InfoQ's Stefan Tilkov questioned lead developers of Apache Axis2, Apache CXF, Spring Web Services, JBossWS and and Sun’s Metro about their design goals, their approach towards Java and Web services standards, data binding, accessing XML, interoperability, REST support, and framework maturity. The results revealed many similarities and some noteworthy differences.
There are many occasions where software creates XML output: XML documents are used for data interchange between different applications, web application create (X)HTML output or respond to AJAX requests with XML, and this has to be tested as much as anything else. In this article, Stefan Bodewig explains how to perform those tests with the XMLUnit framework he has co-authored.

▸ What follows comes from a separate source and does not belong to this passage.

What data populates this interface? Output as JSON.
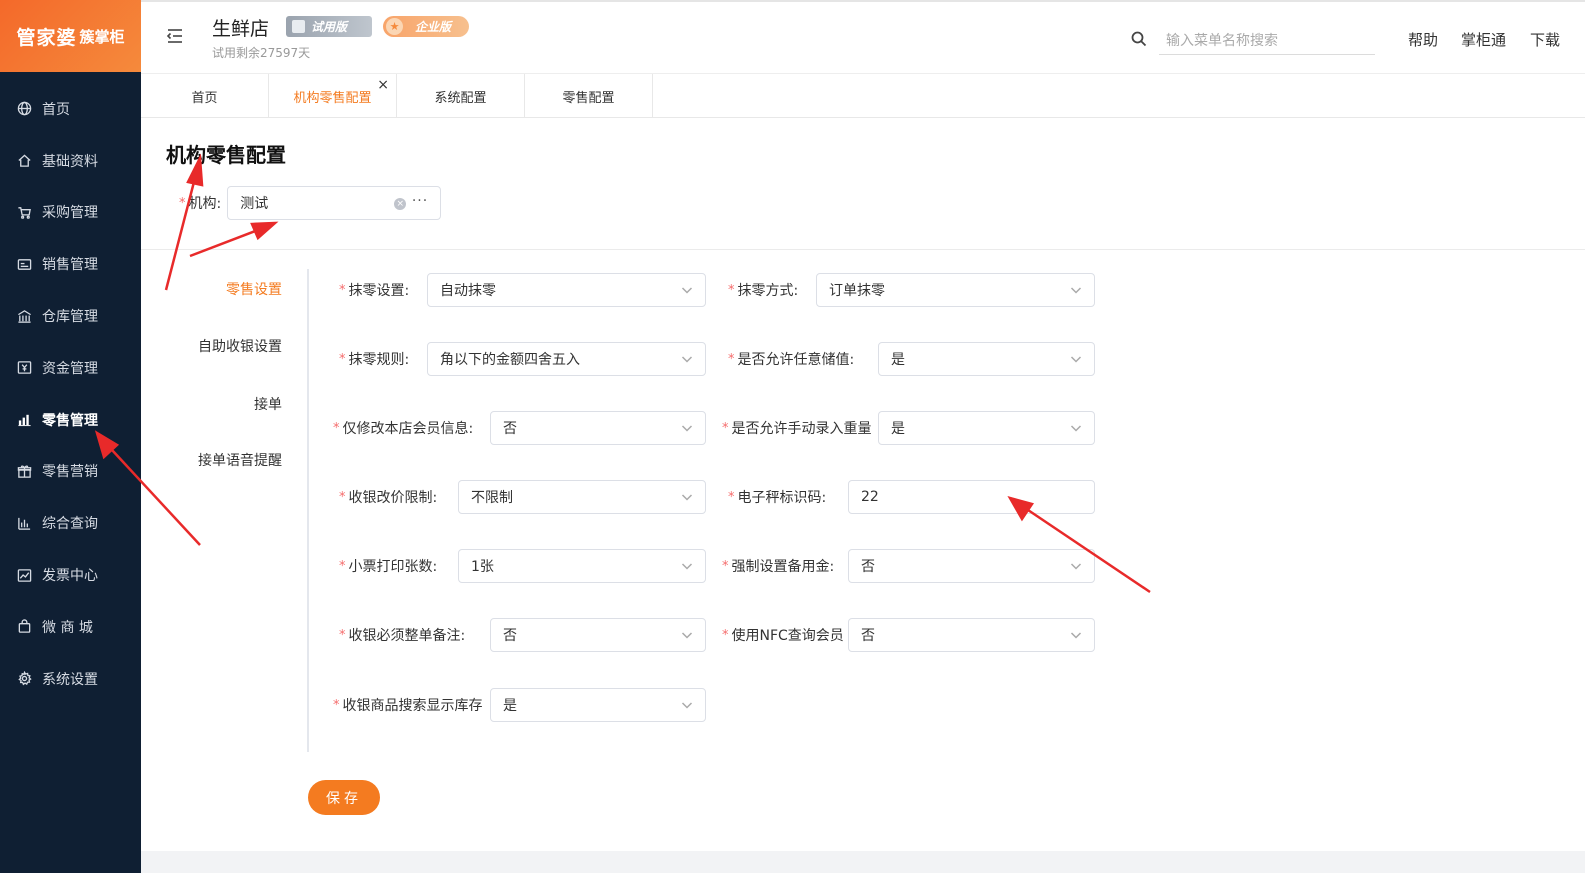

Office file manipulation used to be difficult, but since Office 2007, Word, Excel and Powerpoint files can be read and written without anything more complicated than the native JDK itself because Office 2007 documents are now nothing more than ZIP files of XML documents. Ted Neward demonstrates this in action.
InfoQ had a chance to talk to Frank Cohen about his FastSOA methodology and architectural patterns. We have also published a one-chapter excerpt from his book on the topic. 6

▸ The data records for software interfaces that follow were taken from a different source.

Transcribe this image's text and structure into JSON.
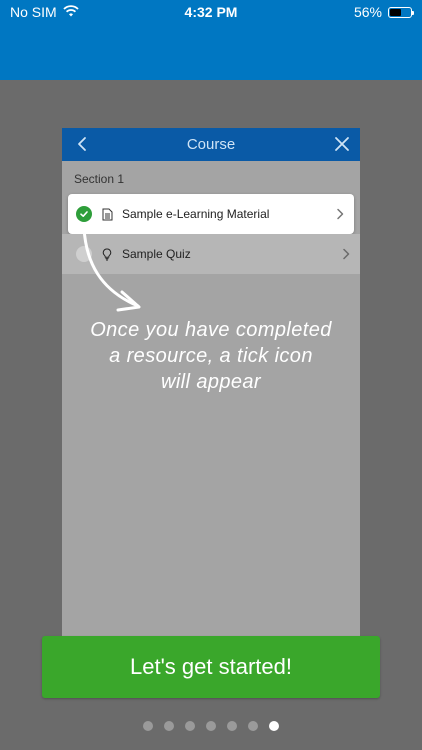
{
  "status_bar": {
    "carrier": "No SIM",
    "time": "4:32 PM",
    "battery_percent": "56%",
    "battery_level": 0.56,
    "wifi_icon": "wifi-icon",
    "battery_icon": "battery-icon"
  },
  "course_preview": {
    "title": "Course",
    "back_icon": "chevron-left-icon",
    "close_icon": "close-icon",
    "section_label": "Section 1",
    "items": [
      {
        "label": "Sample e-Learning Material",
        "status_icon": "check-circle-icon",
        "type_icon": "document-icon",
        "completed": true
      },
      {
        "label": "Sample Quiz",
        "status_icon": "empty-circle-icon",
        "type_icon": "lightbulb-icon",
        "completed": false
      }
    ]
  },
  "annotation": {
    "text": "Once you have completed\na resource, a tick icon\nwill appear"
  },
  "cta": {
    "label": "Let's get started!"
  },
  "pager": {
    "total": 7,
    "active_index": 6
  },
  "colors": {
    "header_blue": "#0077c2",
    "course_header_blue": "#0a5aa6",
    "overlay_gray": "#6b6b6b",
    "cta_green": "#3aa72b",
    "tick_green": "#2e9e3a"
  }
}
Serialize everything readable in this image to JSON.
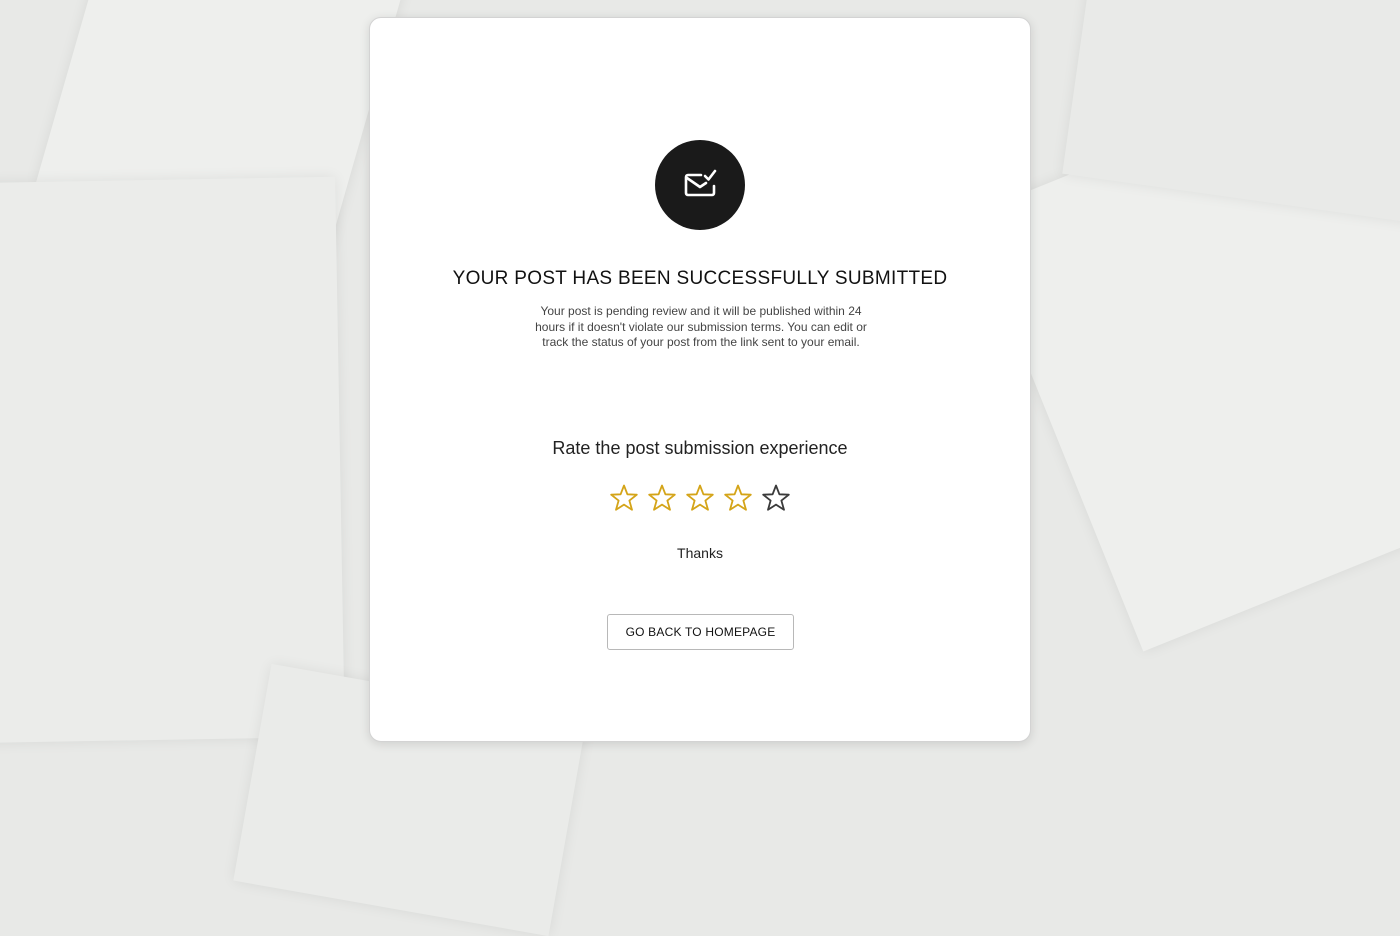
{
  "confirmation": {
    "icon": "mail-check-icon",
    "title": "YOUR POST HAS BEEN SUCCESSFULLY SUBMITTED",
    "description": "Your post is pending review and it will be published within 24 hours if it doesn't violate our submission terms. You can edit or track the status of your post from the link sent to your email."
  },
  "rating": {
    "label": "Rate the post submission experience",
    "max_stars": 5,
    "selected": 4,
    "active_color": "#d4a418",
    "inactive_color": "#3a3a3a",
    "thanks_text": "Thanks"
  },
  "actions": {
    "home_button_label": "GO BACK TO HOMEPAGE"
  }
}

Rails makes it easy to support micro-format standards alongside XML in RESTful applications, potentially opening them up to a wider audience and/or reducing their bandwidth requirements. 1
In this article, Stefan Tilkov proposes 10 principles to serve as a basis for SOA discussions, focusing on abstract concepts that are independent from any particular vendor framework. 6
Spring Web Services creator Arjen Poutsma talks about Spring's WS stack and the different approach it has to building Java Web services. 7
.NET and Java interop can be made really simple using a REST document centric approach. This article demonstrates REST for interop as well as POST-REST. 4